Still, there are flashes of something to develop. Porter occasionally whips passes down quickly into the post, finds rollers, moves the ball for better shots and uses his height to dump passes over the defense.
Porter’s long-term outlook includes some level of primary initiator equity, which is why he’s such a coveted prospect. Being able to play bigger while maintaining offensive flexibility is the goal. However, in order to reach such a ceiling, he needs to make strides both as a ball-handler and passer.
On the defensive end, Porter appears to be a mixed bag. At times, his size and mobility are overwhelming for smaller opponents, but occasionally, he can be lackadaisical in making rotations and getting back in transition. His lateral quickness also isn’t great, and he doesn’t always sit down in a stance, although he’s capable.

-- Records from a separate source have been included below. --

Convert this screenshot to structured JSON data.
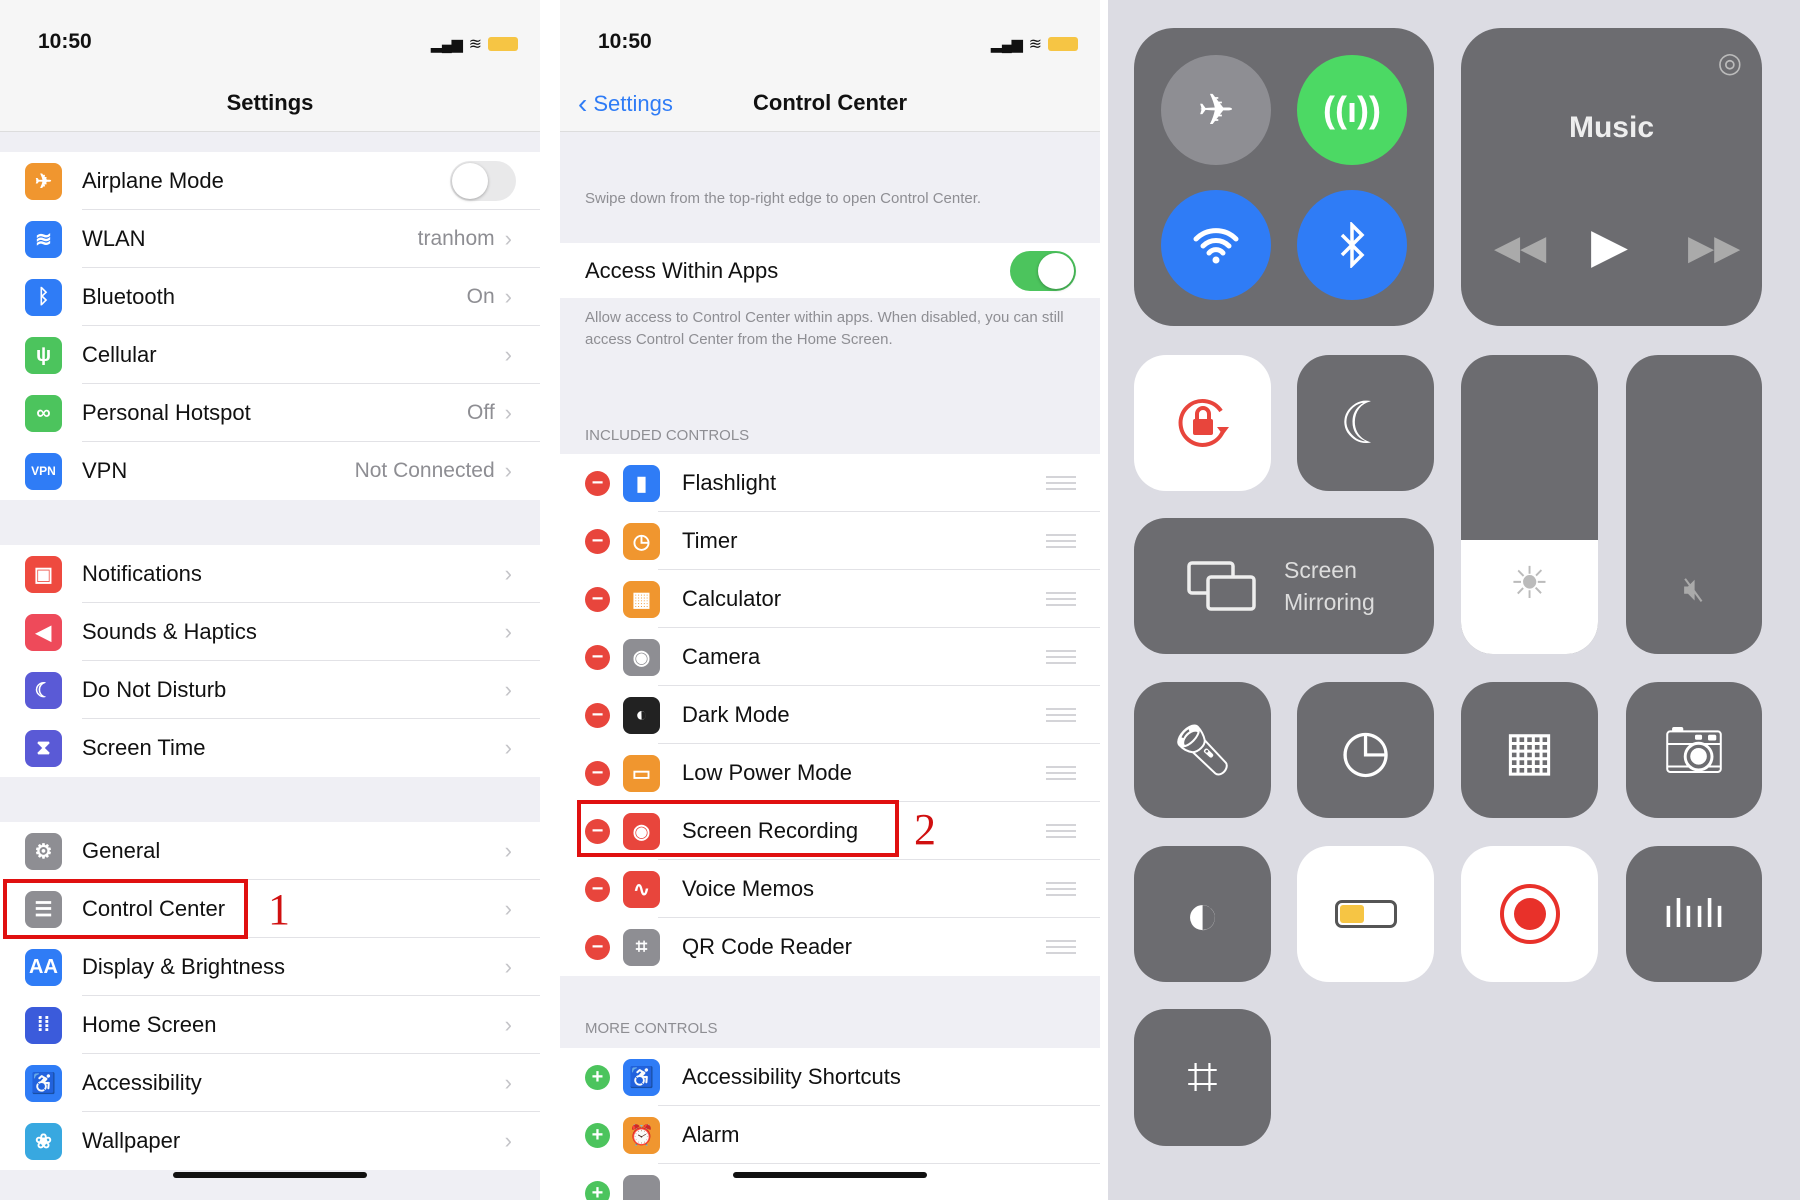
{
  "status_time": "10:50",
  "settings": {
    "title": "Settings",
    "groups": [
      [
        {
          "label": "Airplane Mode",
          "icon": "airplane-icon",
          "color": "#f0962f",
          "glyph": "✈",
          "toggle": false
        },
        {
          "label": "WLAN",
          "value": "tranhom",
          "icon": "wifi-icon",
          "color": "#2f7cf6",
          "glyph": "≋"
        },
        {
          "label": "Bluetooth",
          "value": "On",
          "icon": "bluetooth-icon",
          "color": "#2f7cf6",
          "glyph": "ᛒ"
        },
        {
          "label": "Cellular",
          "icon": "cellular-antenna-icon",
          "color": "#4cc45d",
          "glyph": "ψ"
        },
        {
          "label": "Personal Hotspot",
          "value": "Off",
          "icon": "hotspot-icon",
          "color": "#4cc45d",
          "glyph": "∞"
        },
        {
          "label": "VPN",
          "value": "Not Connected",
          "icon": "vpn-icon",
          "color": "#2f7cf6",
          "glyph": "VPN"
        }
      ],
      [
        {
          "label": "Notifications",
          "icon": "notifications-icon",
          "color": "#ee4a3f",
          "glyph": "▣"
        },
        {
          "label": "Sounds & Haptics",
          "icon": "speaker-icon",
          "color": "#ee4a5a",
          "glyph": "◀"
        },
        {
          "label": "Do Not Disturb",
          "icon": "moon-icon",
          "color": "#5a5ad6",
          "glyph": "☾"
        },
        {
          "label": "Screen Time",
          "icon": "hourglass-icon",
          "color": "#5a5ad6",
          "glyph": "⧗"
        }
      ],
      [
        {
          "label": "General",
          "icon": "gear-icon",
          "color": "#8e8e93",
          "glyph": "⚙"
        },
        {
          "label": "Control Center",
          "icon": "switches-icon",
          "color": "#8e8e93",
          "glyph": "☰"
        },
        {
          "label": "Display & Brightness",
          "icon": "display-icon",
          "color": "#2f7cf6",
          "glyph": "AA"
        },
        {
          "label": "Home Screen",
          "icon": "home-screen-grid-icon",
          "color": "#3b5bdb",
          "glyph": "⁞⁞"
        },
        {
          "label": "Accessibility",
          "icon": "accessibility-icon",
          "color": "#2f7cf6",
          "glyph": "♿"
        },
        {
          "label": "Wallpaper",
          "icon": "wallpaper-flower-icon",
          "color": "#38a8e0",
          "glyph": "❀"
        }
      ]
    ],
    "annotation": "1"
  },
  "control_center": {
    "back_label": "Settings",
    "title": "Control Center",
    "swipe_note": "Swipe down from the top-right edge to open Control Center.",
    "access_label": "Access Within Apps",
    "access_on": true,
    "access_note": "Allow access to Control Center within apps. When disabled, you can still access Control Center from the Home Screen.",
    "included_header": "INCLUDED CONTROLS",
    "included": [
      {
        "label": "Flashlight",
        "icon": "flashlight-icon",
        "color": "#2f7cf6",
        "glyph": "▮"
      },
      {
        "label": "Timer",
        "icon": "timer-icon",
        "color": "#f0962f",
        "glyph": "◷"
      },
      {
        "label": "Calculator",
        "icon": "calculator-icon",
        "color": "#f0962f",
        "glyph": "▦"
      },
      {
        "label": "Camera",
        "icon": "camera-icon",
        "color": "#8e8e93",
        "glyph": "◉"
      },
      {
        "label": "Dark Mode",
        "icon": "dark-mode-icon",
        "color": "#222222",
        "glyph": "◐"
      },
      {
        "label": "Low Power Mode",
        "icon": "battery-icon",
        "color": "#f0962f",
        "glyph": "▭"
      },
      {
        "label": "Screen Recording",
        "icon": "record-icon",
        "color": "#e8453c",
        "glyph": "◉"
      },
      {
        "label": "Voice Memos",
        "icon": "waveform-icon",
        "color": "#e8453c",
        "glyph": "∿"
      },
      {
        "label": "QR Code Reader",
        "icon": "qr-code-icon",
        "color": "#8e8e93",
        "glyph": "⌗"
      }
    ],
    "more_header": "MORE CONTROLS",
    "more": [
      {
        "label": "Accessibility Shortcuts",
        "icon": "accessibility-icon",
        "color": "#2f7cf6",
        "glyph": "♿"
      },
      {
        "label": "Alarm",
        "icon": "alarm-icon",
        "color": "#f0962f",
        "glyph": "⏰"
      },
      {
        "label": "",
        "icon": "remote-icon",
        "color": "#8e8e93",
        "glyph": ""
      }
    ],
    "annotation": "2"
  },
  "cc_panel": {
    "music_label": "Music",
    "screen_mirroring_line1": "Screen",
    "screen_mirroring_line2": "Mirroring",
    "brightness_level": 0.38,
    "volume_level": 0,
    "colors": {
      "cellular_on": "#4cd964",
      "wifi_on": "#2f7cf6",
      "bluetooth_on": "#2f7cf6",
      "tile": "#6c6c70",
      "record": "#e8312a"
    }
  }
}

In theory, Porter could be a multi-positional defender who can help on the defensive glass, as evidenced by the 16.6 rebounds per 40 minutes he grabbed in the Nike EYBL. It’s not clear he’s actualized that defensive potential yet. Realistically, one of the most valuable aspects of Porter potentially taking the floor for Missouri would be the opportunity to see him play defensively. How’s his effort? Does he fit in well within a team scheme? Can he regularly guard quicker small forwards?
The looming issue certain to dominate all of those on-court questions, though, remains Porter’s health. According to research done by injury expert Jeff Stotts, "three out of every four players to undergo disc-related surgery report additional back problems at some point during their career." Whatever team selects Porter will have to be comfortable with his medical reports, which introduces another intriguing variable to the equation.
The 19-year-old and his advisors will potentially have an opportunity to wield additional influence over the draft process by selectively choosing which NBA teams to share his medical information with. The absence of those reports could scare a team off from taking him in June.
Someone — medical information or not — is going to take the risk with Porter. Players with his ceiling don’t sit in the green room too long on draft night, injuries or not. And now with news he’s been cleared to resume all basketball activities, perhaps college fans and NBA teams alike will get a chance to see a flash of that ceiling sometime this season.